It will be understood that the claims are intended to cover all changes and modifications of the preferred embodiments of the invention, herein chosen for the purpose of illustration which do not constitute departures from the spirit and scope of the invention. For example, an embodiment of the bilevel fluid sensor which omits the thermal time delay should be considered to be encompassed within the inventive concept.

Patent Citations
Cited PatentFiling datePublication dateApplicantTitle
US2976378 *Jun 3, 1958Mar 21, 1961Lockheed Aircraft CorpAcceleration responsive devices
US3437771 *May 9, 1967Apr 8, 1969Roylyn IncLiquid level sensing means

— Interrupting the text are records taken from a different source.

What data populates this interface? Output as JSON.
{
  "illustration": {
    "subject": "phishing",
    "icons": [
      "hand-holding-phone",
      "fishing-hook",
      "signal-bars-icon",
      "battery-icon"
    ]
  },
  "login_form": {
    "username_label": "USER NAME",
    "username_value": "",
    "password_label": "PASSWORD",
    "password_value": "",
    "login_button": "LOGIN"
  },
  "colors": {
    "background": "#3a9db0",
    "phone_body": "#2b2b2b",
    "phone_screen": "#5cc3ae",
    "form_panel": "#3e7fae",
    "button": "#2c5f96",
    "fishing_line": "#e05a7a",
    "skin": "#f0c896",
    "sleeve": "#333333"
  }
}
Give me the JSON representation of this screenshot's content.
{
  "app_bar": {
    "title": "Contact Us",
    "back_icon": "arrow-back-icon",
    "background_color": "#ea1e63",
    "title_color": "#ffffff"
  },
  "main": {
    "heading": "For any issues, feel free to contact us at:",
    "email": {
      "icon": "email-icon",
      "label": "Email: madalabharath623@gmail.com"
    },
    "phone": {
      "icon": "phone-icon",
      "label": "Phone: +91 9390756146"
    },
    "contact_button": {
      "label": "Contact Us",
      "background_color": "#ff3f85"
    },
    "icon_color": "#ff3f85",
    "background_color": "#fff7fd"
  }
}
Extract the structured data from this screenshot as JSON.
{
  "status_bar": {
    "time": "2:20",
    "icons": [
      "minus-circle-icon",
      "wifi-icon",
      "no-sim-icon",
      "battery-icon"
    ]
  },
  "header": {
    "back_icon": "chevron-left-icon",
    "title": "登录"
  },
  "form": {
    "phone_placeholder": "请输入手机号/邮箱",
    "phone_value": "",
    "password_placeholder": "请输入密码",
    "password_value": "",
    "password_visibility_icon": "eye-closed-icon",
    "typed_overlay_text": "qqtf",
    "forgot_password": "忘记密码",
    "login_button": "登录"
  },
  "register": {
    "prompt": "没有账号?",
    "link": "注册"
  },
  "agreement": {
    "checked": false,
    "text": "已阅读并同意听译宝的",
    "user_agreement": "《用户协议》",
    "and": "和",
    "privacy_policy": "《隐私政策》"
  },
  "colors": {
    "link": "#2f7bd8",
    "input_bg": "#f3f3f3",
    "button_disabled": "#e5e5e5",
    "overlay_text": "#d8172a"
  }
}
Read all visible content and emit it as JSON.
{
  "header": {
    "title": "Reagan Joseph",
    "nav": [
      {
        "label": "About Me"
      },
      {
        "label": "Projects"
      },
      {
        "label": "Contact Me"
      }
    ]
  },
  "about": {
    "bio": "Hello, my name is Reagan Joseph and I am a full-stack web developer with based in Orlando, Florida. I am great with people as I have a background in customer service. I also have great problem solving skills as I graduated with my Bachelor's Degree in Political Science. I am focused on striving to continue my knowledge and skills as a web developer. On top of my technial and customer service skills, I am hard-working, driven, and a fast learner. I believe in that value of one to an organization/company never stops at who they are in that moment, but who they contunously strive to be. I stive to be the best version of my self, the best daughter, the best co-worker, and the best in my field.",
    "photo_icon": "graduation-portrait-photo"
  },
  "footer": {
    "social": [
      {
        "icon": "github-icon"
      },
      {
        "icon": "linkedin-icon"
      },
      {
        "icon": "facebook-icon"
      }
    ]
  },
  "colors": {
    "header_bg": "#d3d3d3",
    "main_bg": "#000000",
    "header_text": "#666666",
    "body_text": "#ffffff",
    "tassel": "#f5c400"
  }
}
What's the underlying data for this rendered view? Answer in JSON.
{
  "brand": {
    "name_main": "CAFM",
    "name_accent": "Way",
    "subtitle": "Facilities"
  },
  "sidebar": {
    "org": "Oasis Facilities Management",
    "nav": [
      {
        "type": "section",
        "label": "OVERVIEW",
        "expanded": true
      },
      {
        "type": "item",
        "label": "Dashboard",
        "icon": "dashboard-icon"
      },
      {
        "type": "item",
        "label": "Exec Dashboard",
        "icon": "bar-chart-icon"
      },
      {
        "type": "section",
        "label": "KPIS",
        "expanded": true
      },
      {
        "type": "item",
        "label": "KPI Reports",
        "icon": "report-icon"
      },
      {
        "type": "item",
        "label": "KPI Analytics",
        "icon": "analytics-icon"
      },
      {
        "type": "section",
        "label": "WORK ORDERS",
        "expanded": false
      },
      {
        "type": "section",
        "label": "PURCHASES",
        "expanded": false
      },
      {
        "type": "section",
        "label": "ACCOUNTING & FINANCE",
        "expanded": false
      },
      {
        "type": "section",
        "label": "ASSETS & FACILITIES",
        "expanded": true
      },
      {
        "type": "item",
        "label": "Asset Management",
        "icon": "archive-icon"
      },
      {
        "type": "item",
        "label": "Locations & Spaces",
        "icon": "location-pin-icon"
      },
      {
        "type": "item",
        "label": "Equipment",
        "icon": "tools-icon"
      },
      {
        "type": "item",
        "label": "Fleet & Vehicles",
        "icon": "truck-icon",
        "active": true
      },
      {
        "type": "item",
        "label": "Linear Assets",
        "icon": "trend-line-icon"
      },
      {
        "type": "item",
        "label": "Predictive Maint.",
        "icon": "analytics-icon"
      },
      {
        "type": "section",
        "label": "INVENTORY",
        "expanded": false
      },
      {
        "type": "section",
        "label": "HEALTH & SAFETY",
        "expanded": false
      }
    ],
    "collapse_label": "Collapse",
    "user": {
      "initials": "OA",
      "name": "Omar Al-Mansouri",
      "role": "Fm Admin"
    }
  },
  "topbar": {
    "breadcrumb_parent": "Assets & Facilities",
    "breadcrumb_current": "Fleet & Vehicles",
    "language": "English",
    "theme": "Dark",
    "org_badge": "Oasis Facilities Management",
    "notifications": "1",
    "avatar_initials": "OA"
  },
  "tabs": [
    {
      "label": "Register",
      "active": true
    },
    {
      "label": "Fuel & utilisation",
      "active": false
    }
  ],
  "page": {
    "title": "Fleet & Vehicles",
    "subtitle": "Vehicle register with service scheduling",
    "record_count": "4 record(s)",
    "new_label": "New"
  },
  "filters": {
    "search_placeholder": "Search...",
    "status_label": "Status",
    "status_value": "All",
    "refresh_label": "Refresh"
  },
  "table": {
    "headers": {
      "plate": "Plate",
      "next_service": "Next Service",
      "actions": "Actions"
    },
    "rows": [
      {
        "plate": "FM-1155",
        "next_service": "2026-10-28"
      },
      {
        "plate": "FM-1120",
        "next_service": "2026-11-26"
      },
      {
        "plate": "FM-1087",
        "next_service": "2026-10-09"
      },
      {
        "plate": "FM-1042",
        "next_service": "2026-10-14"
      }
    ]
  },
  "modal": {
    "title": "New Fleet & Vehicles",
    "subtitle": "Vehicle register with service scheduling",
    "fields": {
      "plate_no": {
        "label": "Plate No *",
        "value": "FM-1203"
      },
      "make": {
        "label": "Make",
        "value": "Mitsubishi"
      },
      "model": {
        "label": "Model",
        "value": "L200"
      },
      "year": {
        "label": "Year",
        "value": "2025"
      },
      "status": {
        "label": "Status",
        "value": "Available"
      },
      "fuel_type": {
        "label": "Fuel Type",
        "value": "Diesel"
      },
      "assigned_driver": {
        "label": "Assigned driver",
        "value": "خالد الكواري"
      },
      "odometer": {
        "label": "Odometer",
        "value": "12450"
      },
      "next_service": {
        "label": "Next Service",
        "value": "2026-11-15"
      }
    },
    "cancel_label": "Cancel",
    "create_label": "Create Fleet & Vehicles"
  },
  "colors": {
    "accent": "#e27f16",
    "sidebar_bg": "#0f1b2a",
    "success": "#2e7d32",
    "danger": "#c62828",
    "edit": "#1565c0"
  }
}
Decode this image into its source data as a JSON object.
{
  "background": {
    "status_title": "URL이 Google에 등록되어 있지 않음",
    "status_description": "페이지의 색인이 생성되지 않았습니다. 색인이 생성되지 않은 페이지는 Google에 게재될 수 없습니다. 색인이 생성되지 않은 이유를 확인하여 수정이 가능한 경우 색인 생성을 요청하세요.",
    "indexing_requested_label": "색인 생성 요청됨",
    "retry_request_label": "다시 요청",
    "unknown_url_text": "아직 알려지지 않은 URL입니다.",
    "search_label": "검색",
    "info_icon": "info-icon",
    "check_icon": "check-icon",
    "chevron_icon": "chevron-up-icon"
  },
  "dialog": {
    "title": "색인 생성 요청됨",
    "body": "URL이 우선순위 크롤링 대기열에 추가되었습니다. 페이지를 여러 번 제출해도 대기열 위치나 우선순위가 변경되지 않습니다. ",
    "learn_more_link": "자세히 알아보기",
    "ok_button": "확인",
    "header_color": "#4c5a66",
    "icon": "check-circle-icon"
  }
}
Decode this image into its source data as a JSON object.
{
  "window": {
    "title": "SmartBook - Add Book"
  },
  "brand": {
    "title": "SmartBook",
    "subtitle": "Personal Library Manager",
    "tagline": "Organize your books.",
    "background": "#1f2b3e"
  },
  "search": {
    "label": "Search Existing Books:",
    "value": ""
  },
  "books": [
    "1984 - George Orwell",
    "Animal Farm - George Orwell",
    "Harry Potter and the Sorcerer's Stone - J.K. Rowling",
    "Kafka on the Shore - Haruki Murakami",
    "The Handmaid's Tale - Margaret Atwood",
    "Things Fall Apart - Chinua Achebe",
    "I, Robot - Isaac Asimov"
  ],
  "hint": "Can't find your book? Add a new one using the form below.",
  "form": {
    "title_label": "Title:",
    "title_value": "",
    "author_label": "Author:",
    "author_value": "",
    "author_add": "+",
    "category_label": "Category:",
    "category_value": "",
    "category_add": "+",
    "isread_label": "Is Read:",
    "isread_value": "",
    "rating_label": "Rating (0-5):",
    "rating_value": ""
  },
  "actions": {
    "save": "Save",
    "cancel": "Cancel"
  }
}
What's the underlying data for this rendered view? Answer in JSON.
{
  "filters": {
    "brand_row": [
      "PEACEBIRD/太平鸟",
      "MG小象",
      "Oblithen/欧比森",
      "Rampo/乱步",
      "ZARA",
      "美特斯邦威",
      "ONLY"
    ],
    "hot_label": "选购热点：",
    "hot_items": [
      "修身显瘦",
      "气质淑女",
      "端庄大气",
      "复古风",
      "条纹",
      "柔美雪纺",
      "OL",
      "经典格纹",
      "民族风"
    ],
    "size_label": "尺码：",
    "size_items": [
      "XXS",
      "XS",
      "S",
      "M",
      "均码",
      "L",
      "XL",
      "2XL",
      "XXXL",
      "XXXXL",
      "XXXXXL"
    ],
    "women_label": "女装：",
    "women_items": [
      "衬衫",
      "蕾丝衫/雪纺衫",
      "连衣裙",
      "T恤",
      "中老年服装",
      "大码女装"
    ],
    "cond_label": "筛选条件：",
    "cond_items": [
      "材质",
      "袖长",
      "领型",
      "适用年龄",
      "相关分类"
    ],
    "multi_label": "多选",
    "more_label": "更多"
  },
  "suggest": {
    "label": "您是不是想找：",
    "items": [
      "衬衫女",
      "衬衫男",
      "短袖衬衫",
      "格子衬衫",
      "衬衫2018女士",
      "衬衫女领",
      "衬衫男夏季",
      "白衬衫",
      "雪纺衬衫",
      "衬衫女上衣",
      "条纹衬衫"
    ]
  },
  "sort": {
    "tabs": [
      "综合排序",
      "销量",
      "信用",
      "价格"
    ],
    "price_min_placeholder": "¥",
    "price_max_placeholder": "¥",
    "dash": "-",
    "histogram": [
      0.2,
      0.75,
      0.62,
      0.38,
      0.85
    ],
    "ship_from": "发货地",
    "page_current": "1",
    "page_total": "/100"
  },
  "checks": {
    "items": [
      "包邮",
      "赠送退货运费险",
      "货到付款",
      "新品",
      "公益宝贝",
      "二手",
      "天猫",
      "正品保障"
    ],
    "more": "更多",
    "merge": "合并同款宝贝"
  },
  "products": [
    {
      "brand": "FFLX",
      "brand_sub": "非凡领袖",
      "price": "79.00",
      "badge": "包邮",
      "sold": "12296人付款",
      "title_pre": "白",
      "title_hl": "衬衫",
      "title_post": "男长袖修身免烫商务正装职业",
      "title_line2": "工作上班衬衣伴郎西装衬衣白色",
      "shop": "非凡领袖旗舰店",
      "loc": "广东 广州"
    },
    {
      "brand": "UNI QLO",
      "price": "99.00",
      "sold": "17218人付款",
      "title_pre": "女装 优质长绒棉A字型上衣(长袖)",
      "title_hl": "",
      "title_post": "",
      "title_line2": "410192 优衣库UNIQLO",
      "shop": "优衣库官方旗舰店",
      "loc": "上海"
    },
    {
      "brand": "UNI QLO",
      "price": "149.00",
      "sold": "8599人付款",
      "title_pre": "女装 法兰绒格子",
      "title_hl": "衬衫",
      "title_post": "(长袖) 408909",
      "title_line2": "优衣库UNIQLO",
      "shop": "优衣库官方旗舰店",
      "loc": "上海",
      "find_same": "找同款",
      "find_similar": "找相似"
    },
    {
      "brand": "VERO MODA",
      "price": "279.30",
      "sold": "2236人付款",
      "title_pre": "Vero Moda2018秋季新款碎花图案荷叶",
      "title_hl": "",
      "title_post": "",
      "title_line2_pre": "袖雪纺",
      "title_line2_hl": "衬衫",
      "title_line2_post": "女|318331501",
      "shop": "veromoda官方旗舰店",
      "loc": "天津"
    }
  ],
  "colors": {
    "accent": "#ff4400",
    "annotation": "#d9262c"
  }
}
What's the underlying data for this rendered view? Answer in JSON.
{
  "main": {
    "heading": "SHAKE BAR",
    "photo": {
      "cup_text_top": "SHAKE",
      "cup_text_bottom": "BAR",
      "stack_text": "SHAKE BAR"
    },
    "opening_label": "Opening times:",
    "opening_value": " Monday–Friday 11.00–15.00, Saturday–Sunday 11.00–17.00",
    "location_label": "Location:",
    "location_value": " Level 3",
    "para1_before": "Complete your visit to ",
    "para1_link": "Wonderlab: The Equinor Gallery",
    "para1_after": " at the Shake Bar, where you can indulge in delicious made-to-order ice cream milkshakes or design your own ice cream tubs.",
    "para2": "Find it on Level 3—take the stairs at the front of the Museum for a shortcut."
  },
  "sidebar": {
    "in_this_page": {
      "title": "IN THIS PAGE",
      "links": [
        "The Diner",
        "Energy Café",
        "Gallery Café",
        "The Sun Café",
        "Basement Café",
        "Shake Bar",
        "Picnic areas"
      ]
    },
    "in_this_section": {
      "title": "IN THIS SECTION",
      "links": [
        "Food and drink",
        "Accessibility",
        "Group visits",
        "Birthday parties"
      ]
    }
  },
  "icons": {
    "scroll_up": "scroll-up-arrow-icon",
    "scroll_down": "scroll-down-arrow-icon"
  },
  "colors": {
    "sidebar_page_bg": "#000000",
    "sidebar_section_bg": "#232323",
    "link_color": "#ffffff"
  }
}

US3798401 *Aug 30, 1972Mar 19, 1974Hire CLiquid level responsive switch assembly
Referenced by
Citing PatentFiling datePublication dateApplicantTitle
US4748300 *Jan 30, 1985May 31, 1988Anderson Donald DLiquid level indicator switch
US4897822 *Feb 10, 1989Jan 30, 1990Korten Jerome BPLL sonic bilge pump switch
US5035512 *Jun 12, 1990Jul 30, 1991Aisin Seiki Kabushiki KaishaOil-level sensing apparatus having a time delay function
US6195013 *Apr 4, 2000Feb 27, 2001Breed Automotive Technology, Inc.Fluid level sensor
US8496327 *Apr 10, 2012Jul 30, 2013Xerox CorporationOil reservoir with float level sensor
US8672470May 1, 2013Mar 18, 2014Xerox CorporationMethod for sensing remaining life in a drum maintenance unit
US20120194601 *Apr 10, 2012Aug 2, 2012Xerox CorporationOil Reservoir with Float Level Sensor
Classifications
U.S. Classification335/205, 200/84.00C
International ClassificationG01F23/70, H01H36/02
Cooperative ClassificationG01F23/70, H01H36/02
European ClassificationG01F23/70, H01H36/02
Legal Events
DateCodeEventDescription
Nov 8, 1985ASAssignment
Owner name: COOPER INDUSTRIES, INC., 1001 FANNIN, HOUSTON, TEX
Free format text: ASSIGNMENT OF ASSIGNORS INTEREST.;ASSIGNOR:EDISON INTERNATIONAL, INC., A CORP. OF DE.;REEL/FRAME:004475/0382
Effective date: 19851031
Dec 31, 1980ASAssignment
Owner name: STUDEBAKER-WORTHINGTON, INC., ILLINOIS
Free format text: ASSIGNMENT OF ASSIGNORS INTEREST;ASSIGNOR:WAGNER ELECTRIC CORPORATION;REEL/FRAME:003984/0757
Effective date: 19801229